It was even multi-media, including sheet music from a range of composers including Handel and Purcell. Engravings were also included every month, illustrating some of the stories, providing portraits of the subjects of biographies, and allegorical illustrations such as the one below which was designed by artist Angelica Kaufmann for the January 1775 issue.
Fashion plates were an occasional feature before 1800, but appeared monthly after that, showing such things as ‘Ladies fashionable dress’ or ‘Mourning dress’. These were often hand-coloured, since colour printing was not used in periodicals at that time.
The magazine also included an Embroidery pattern, the first periodical to do this. This was made much of as a marketing ploy, highlighting that the whole magazine was to be purchased for sixpence, half the cost of a single embroidery pattern from a haberdasher. Indeed, the pattern drawers who supplied such patterns to printers and haberdashers were furious at being undercut. The patterns were issued monthly until 1819, when changes to the publication led to their being dropped.
The patterns were issued as line drawings or with minimal shading. They were usually fold-outs, and in some cases were quite large – I have one for a quilted petticoat which is over 2 feet long! They usually suggested what they might be used for, but this could be quite vague. ‘Pattern for working a Cloak, Gown, Petticoat etc etc’ meant a border or all-over pattern, ‘Pattern for working an Apron or Handkerchief’ often meant a corner design with a border. Sometimes they were for household items such as a firescreen or needlecase. Some children’s or gentlemen’s items were also included, but the majority were for items of female clothing or accessories. Interestingly, there were no instructions included, and only rarely any suggestions such as ‘to be worked in colours’. The reader was expected to know how the pattern might be reproduced.
It was a chance finding of a few patterns in a volume purchased in 2015 that started the process that led to the publication of ‘Jane Austen Embroidery’. Prof. Jennie Batchelor has researched women’s writing and periodicals during the 18th century for a number of years. As a hobby embroiderer, she regretted the missing patterns, but had never seen any, until she was offered a copy of The Lady’s Magazine of 1796 to purchase. Finding fold-out papers in the volume, she realised that she had obtained several of the elusive patterns! Posting photographs on Twitter led to something of a small social media storm, with a number of embroiderers, including myself, begging to use the patterns.
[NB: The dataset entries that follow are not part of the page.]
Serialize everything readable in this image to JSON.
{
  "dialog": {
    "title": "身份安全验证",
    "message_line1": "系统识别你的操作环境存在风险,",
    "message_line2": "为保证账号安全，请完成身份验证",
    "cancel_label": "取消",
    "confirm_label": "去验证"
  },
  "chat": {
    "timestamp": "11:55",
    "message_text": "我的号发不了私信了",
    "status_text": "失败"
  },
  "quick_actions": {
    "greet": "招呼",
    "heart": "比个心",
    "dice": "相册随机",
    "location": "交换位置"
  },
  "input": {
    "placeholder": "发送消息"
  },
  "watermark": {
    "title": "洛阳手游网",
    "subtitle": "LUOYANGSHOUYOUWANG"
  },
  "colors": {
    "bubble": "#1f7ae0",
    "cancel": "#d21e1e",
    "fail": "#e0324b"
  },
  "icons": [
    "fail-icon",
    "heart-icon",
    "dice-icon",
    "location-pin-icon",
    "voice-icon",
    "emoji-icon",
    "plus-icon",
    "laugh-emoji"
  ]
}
The outcome was the ‘Lady’s Magazine Stitch-off’, with embroiderers and costume enthusiasts from the UK and elsewhere in the world working embroideries based on the patterns. Some were in period style, and others were contemporary reworkings of the patterns. These were then exhibited at Chawton House in Hampshire during their exhibition celebrating the 200th anniversary of the publication of Jane Austen’s ‘Emma’ in 2016.
Jennie came to lecture to the Yorkshire and the Humber Regional Day in June 2017 about the Lady’s Magazine and the Stitch-off. Our discussions over lunch raised the idea of finding a way to publish some of the patterns to make them available to modern embroiderers. Some weeks later this came to the ears of a literary agent, and then to Pavilion Books, and we were full-steam ahead on the book. It was published by Pavilion in March 2020 in the UK, and May 2020 in the USA (by Dover Publications).